For projecting the implications of job change:
 
The job description serves as a model of work that needs to be assigned and completed. As a model it depicts key job components and the relationships inherent in those related components. It shows, on paper, the overall structure of work. This representation on paper aids in understanding the total job and, therefore, in manipulating the components of the job to obtain different desired results. The model can be tinkered with and its outcomes predicted prior to any actual job change. Studying a number of job descriptions associated with a contemplated work system change can give insight into the rational repartitioning and reassignment of work, and can lead to more orderly, disciplined transitions. By experimenting with change on paper first, results in potential problems can be identified and addressed before they actually materialize. Thus, the job description helps visualize and facilitate job change efforts rather than, constrain them. A model need never restrict design change. It should only aid in making the results of design change more predictable and the process of design change less costly.
 
To balance employee workloads:
 
By comparing the job descriptions of different employees, the manager can gain insight into how the volume of work, the variety of work, the intensity of effort required, and so on, differs from one employee to the next. Once these are understood, tasks can be better reallocated or redistributed to balance all workloads. Doing so can help to minimize excessive idle time and unfairness in the system. Tasks may be taken from the overburdened and given to the under-burdened; certain tasks may be shared; some additional new tasks may be assigned to the under-burdened. Employees who are overburdened may have some of their tasks simplified, combined with others, or outright eliminated. The job descriptions of different employees can help you discern the proper division of work and distribution of tasks and responsibilities across multiple employees.
 
For identifying where work complication and time studies can pay off:
 
A properly prepared job description will indicate the approximate percentage of time each task or responsibility takes. By picking out high time-consuming tasks for careful study as to ways to streamline, additional productive capacity can be developed and operational costs reduced. If a certain responsibility requires a relatively great amount of the worker's time, this is where the focus should be for any attempts to make operations more efficient. It would not make sense to invest heavily in reengineering tasks that already absorb a small or negligible amount of time. The opportunity for gain with such tasks is relatively minuscule.
 
For determining how to group jobs or departmentalize an organization:
 
Job descriptions may show that different jobs are significantly similar in some respect. Such jobs may be grouped together and the people performing these jobs can then be supervised as one unit (department/division) within the organization. For example, if a number of jobs show functional similarity, the occupants of those jobs may be efficiently supervised by one manager who has expertise in that function.

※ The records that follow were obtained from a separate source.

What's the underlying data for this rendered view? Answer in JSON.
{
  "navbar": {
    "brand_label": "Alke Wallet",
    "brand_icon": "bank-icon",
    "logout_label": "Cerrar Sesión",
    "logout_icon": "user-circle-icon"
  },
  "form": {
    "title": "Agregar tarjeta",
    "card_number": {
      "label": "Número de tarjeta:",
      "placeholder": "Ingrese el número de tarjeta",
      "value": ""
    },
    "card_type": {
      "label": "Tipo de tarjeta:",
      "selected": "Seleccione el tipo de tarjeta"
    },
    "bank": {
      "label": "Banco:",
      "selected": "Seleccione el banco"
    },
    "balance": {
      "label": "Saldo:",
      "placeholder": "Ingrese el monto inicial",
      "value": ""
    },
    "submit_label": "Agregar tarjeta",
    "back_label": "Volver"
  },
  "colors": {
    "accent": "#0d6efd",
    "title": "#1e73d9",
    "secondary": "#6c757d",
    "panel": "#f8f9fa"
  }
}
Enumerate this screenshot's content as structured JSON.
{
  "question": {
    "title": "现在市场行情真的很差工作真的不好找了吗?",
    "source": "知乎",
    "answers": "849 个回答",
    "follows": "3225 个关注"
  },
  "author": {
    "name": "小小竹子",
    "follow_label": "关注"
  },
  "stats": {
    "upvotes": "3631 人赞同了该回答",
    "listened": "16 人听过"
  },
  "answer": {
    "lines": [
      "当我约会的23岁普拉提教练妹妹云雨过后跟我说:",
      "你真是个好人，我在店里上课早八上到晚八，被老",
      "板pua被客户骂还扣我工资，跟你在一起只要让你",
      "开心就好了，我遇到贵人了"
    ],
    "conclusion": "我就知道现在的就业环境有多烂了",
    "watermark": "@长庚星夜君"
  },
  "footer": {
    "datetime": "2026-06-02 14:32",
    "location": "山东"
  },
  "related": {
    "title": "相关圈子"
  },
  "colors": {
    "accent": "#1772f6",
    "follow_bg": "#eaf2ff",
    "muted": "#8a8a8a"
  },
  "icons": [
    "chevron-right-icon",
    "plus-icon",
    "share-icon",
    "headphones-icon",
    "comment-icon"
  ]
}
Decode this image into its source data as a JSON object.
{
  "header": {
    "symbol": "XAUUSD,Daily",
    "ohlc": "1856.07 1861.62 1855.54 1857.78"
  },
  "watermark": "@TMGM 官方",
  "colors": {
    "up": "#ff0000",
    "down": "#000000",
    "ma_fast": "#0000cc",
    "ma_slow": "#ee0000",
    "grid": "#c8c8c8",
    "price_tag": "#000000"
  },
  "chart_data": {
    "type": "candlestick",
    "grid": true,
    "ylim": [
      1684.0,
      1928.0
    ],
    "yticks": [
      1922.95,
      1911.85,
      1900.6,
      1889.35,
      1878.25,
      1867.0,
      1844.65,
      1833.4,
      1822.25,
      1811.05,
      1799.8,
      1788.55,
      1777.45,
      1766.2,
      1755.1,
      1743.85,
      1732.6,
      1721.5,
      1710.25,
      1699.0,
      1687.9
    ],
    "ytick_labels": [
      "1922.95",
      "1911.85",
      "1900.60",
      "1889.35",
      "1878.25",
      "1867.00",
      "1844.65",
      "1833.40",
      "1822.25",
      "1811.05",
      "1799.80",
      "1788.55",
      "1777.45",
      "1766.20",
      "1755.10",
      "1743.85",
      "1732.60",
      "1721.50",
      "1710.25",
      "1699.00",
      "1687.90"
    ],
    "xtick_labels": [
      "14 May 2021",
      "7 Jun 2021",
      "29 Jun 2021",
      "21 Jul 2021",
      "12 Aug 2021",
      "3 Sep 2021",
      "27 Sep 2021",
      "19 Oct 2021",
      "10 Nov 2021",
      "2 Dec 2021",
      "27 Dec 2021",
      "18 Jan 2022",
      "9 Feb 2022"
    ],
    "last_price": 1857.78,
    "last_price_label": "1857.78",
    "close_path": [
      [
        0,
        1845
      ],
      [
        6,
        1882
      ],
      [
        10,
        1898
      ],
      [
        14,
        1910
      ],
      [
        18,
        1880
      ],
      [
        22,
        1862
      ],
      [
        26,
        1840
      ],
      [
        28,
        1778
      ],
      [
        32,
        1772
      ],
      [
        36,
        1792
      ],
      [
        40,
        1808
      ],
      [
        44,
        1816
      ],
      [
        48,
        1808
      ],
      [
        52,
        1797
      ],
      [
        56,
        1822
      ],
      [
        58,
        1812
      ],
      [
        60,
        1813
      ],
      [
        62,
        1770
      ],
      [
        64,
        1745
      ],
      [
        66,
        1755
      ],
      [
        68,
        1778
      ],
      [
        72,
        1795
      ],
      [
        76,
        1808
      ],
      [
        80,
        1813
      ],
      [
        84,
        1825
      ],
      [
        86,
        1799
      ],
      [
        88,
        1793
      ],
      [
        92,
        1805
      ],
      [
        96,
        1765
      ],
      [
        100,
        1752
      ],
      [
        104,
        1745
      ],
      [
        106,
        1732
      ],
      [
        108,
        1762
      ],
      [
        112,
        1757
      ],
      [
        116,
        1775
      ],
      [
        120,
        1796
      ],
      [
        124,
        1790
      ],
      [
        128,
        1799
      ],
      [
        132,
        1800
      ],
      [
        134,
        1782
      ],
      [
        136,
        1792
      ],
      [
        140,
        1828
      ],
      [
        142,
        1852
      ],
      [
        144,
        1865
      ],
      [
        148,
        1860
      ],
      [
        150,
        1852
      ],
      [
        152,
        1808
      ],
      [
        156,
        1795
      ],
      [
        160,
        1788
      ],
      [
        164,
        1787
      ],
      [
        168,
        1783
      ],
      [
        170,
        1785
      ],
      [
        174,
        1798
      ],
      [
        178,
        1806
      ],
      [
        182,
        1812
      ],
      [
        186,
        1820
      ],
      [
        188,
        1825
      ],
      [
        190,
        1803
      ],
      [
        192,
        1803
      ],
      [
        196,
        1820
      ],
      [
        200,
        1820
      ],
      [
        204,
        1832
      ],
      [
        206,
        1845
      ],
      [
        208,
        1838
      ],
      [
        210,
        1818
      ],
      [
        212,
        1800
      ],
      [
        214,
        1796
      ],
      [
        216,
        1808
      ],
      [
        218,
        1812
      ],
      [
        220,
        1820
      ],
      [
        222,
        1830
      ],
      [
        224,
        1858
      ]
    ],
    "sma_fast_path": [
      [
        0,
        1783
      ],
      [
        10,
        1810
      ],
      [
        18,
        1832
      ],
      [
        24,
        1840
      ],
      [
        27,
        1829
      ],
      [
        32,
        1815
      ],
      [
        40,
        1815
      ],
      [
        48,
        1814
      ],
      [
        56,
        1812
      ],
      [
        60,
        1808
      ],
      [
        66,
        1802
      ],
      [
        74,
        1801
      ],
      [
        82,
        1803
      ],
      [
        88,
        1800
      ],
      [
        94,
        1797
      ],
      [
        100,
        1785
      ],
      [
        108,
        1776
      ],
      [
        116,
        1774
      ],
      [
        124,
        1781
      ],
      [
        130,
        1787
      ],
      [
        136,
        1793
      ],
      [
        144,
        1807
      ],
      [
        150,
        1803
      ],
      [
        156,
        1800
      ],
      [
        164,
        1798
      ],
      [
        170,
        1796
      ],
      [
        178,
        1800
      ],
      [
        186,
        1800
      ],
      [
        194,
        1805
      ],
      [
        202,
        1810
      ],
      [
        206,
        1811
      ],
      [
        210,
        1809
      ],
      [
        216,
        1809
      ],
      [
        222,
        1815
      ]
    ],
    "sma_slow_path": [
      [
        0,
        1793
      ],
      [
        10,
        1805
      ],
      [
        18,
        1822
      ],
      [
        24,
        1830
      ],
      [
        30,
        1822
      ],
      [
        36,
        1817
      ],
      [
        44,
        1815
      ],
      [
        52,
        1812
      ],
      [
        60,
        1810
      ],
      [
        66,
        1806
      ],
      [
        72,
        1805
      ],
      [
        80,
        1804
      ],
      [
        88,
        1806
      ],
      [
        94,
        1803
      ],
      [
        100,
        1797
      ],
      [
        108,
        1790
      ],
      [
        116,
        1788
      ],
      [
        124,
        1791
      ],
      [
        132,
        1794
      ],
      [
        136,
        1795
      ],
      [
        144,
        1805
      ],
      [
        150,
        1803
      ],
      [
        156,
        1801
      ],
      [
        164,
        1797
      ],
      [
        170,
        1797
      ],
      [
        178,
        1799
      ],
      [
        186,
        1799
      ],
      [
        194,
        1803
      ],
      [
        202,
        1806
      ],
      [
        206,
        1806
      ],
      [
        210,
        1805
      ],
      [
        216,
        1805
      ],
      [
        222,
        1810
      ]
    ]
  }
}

Or, if jobs show marked similarity by physical location, it may make sense to have one supervisor for the incumbents in that location. Alternately, if the job descriptions for a number of positions show a relationship to a given type of product, it may be wise to group these jobs together administratively under one manager for that product.
 
Often, in practice, administrative units are defined first and jobs then carved out from within these units. However, it may be worthwhile to design the jobs first and then establish administrative units.
 
If prepared properly, the job description provides all these people with a coherent, concise, comprehensive, and accurate picture of an individual employee's work world. This can be especially helpful for those in management when making decisions relative to possible changes in that work world.
 
See the following articles for more information: